Provided information:
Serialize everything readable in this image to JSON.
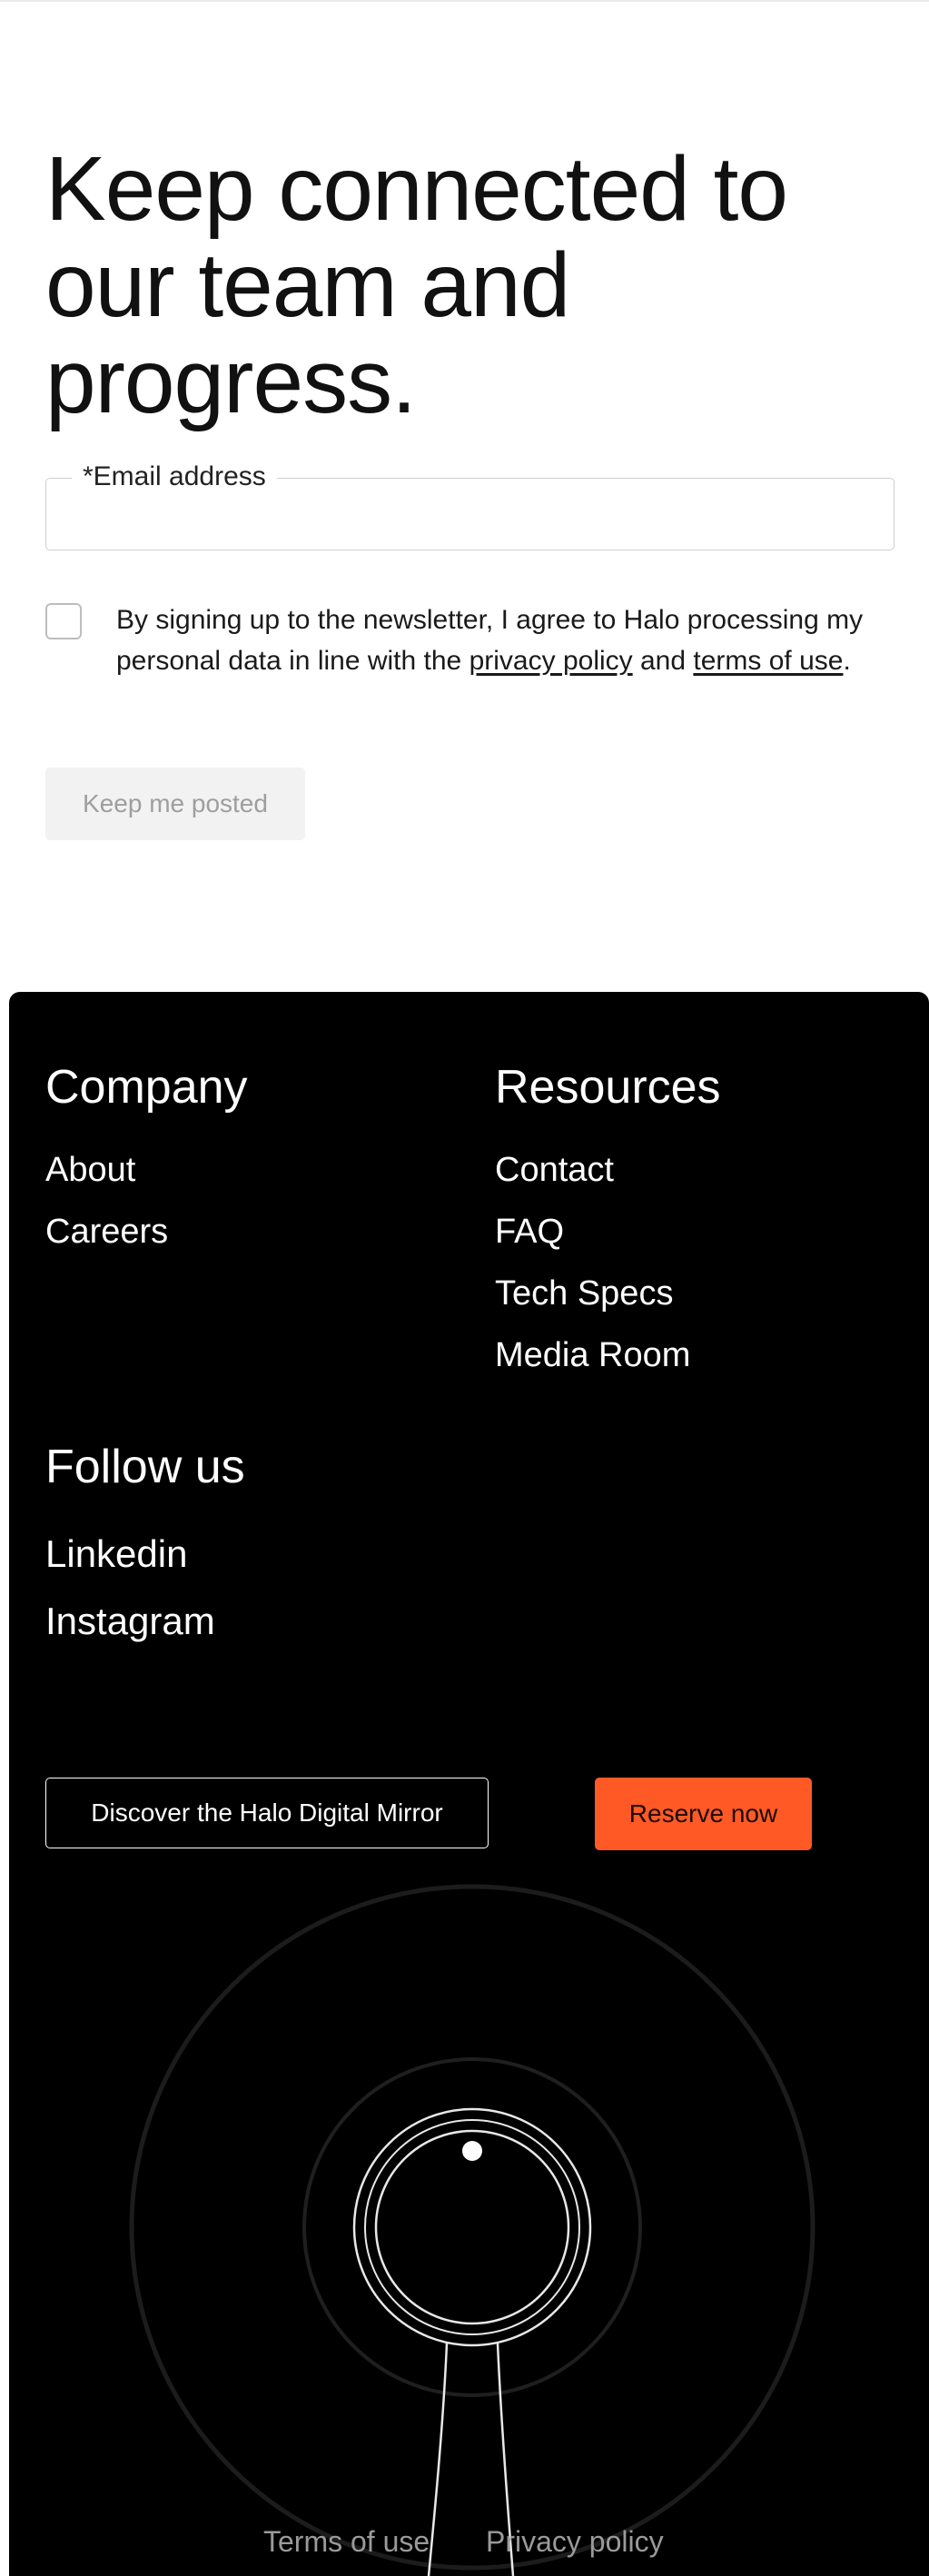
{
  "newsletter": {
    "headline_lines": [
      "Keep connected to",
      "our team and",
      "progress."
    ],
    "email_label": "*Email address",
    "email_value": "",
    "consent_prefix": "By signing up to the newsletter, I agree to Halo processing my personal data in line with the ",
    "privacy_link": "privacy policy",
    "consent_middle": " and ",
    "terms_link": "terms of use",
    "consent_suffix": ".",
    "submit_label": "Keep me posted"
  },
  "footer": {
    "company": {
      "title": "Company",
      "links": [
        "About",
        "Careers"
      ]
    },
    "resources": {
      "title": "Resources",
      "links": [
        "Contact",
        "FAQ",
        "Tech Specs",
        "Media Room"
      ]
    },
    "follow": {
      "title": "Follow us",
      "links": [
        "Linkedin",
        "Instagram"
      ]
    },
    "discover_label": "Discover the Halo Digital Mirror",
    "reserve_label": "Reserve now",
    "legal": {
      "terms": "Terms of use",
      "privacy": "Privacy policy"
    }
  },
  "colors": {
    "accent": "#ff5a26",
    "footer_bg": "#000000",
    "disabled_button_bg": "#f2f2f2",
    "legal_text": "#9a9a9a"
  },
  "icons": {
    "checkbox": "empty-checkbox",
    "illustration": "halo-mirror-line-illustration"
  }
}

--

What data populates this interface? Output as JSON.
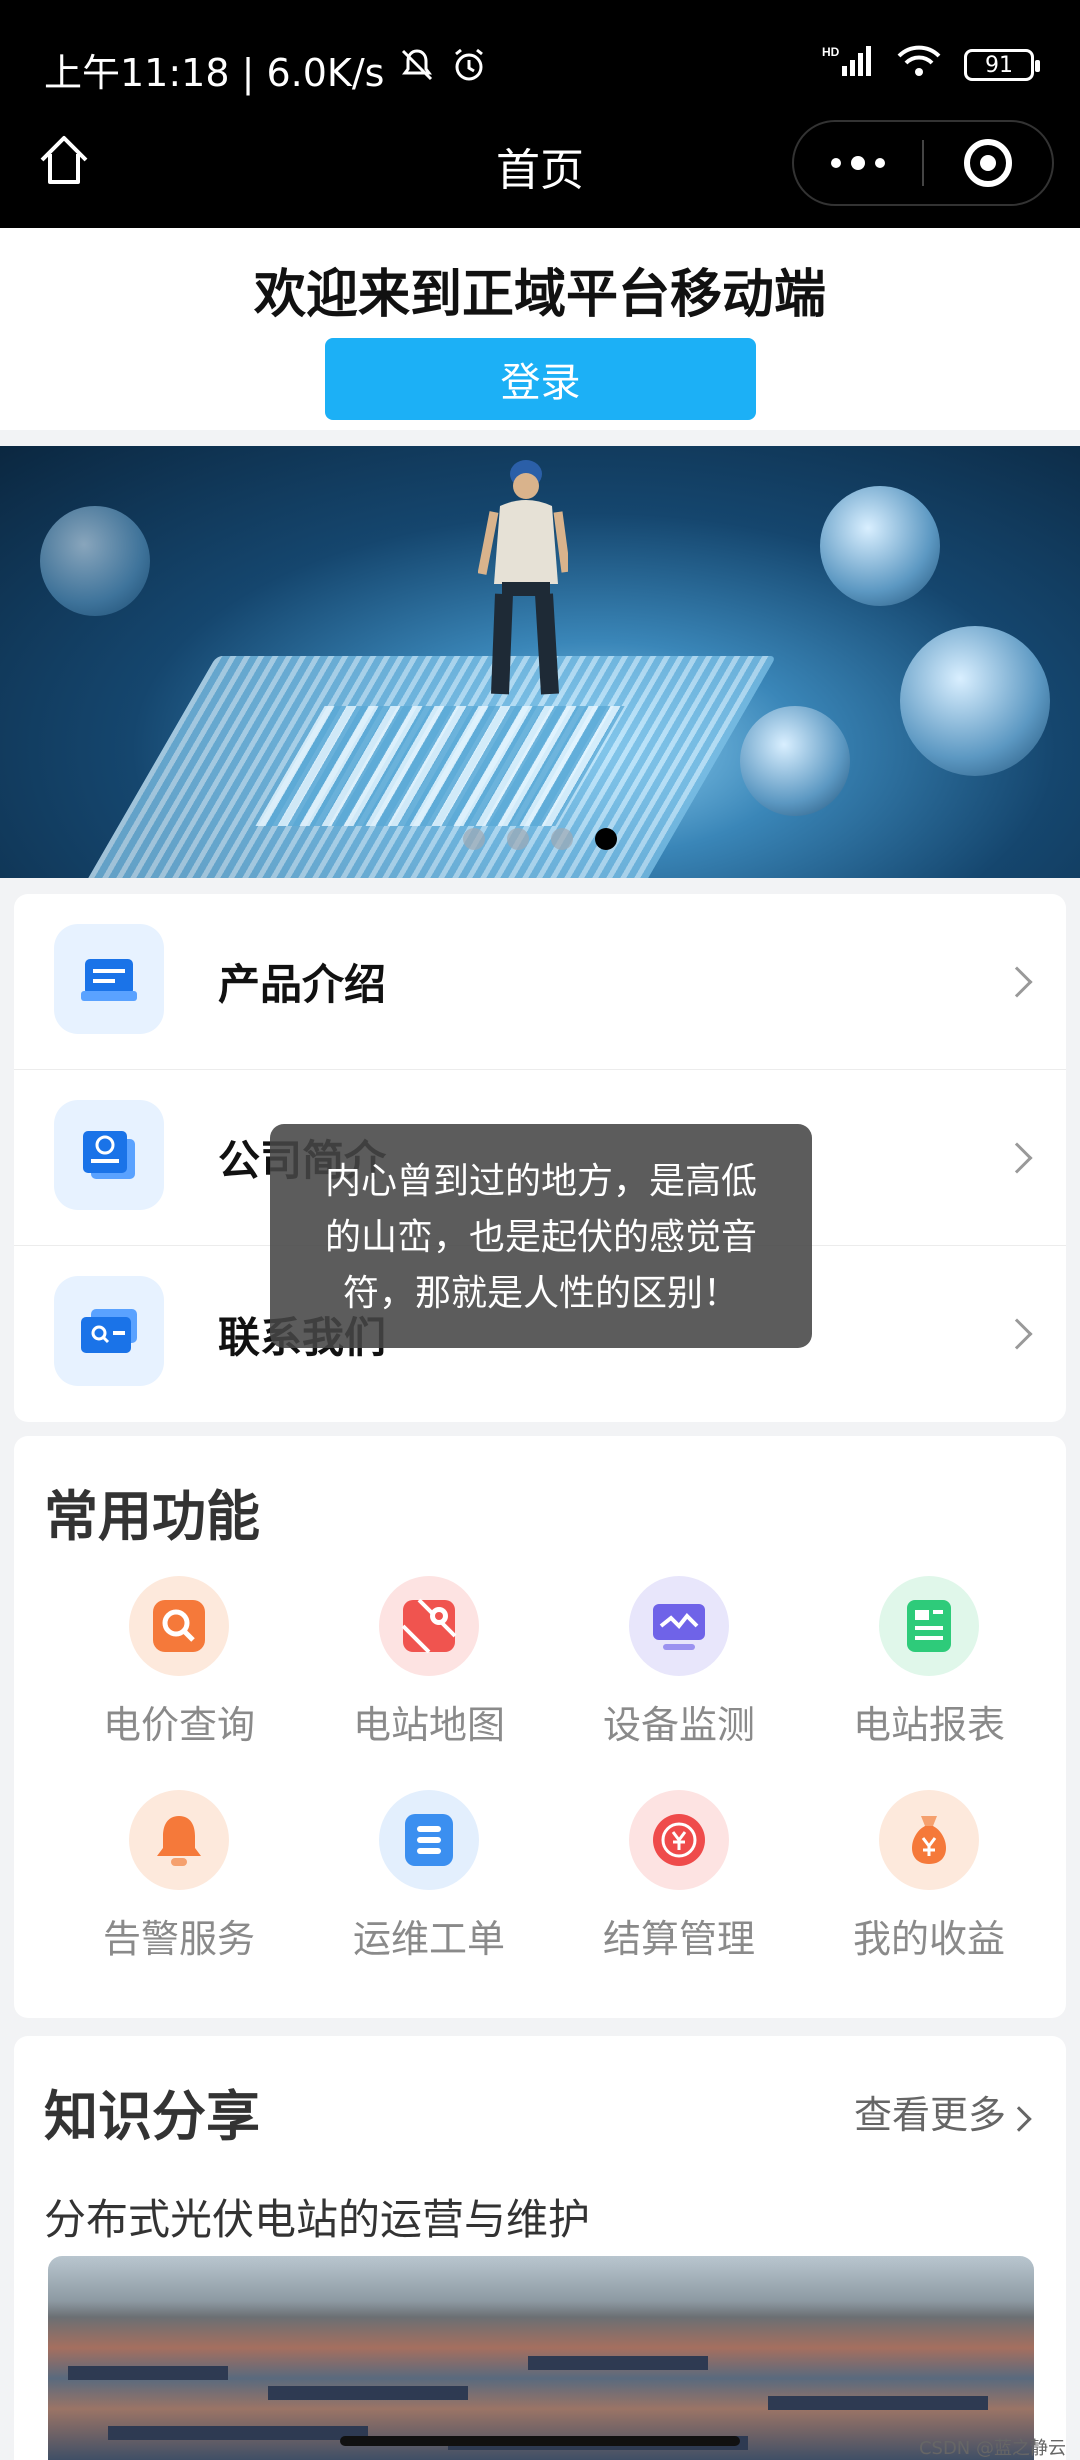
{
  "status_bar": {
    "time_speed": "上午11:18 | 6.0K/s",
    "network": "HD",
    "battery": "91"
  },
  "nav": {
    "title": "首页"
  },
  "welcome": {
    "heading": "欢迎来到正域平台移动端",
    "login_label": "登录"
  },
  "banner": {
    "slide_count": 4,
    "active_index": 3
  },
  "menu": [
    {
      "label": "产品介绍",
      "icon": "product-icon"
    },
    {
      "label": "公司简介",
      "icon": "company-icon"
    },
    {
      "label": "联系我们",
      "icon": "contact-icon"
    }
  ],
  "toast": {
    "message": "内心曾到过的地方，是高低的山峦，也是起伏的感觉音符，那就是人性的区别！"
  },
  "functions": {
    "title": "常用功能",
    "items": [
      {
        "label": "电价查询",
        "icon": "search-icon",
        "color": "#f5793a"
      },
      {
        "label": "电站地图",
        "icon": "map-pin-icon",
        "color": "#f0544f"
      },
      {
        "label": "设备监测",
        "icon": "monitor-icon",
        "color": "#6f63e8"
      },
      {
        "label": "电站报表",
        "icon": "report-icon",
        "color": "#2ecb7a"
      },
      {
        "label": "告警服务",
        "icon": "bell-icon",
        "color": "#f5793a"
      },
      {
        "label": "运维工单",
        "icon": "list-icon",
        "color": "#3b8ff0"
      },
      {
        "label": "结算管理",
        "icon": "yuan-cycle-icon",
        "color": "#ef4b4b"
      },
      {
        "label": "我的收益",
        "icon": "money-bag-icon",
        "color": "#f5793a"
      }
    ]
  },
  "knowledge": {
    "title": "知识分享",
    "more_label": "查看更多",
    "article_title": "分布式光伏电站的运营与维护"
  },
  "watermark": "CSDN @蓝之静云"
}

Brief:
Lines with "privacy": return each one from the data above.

Response for this exercise:
    "privacy_link": "privacy policy",
      "privacy": "Privacy policy"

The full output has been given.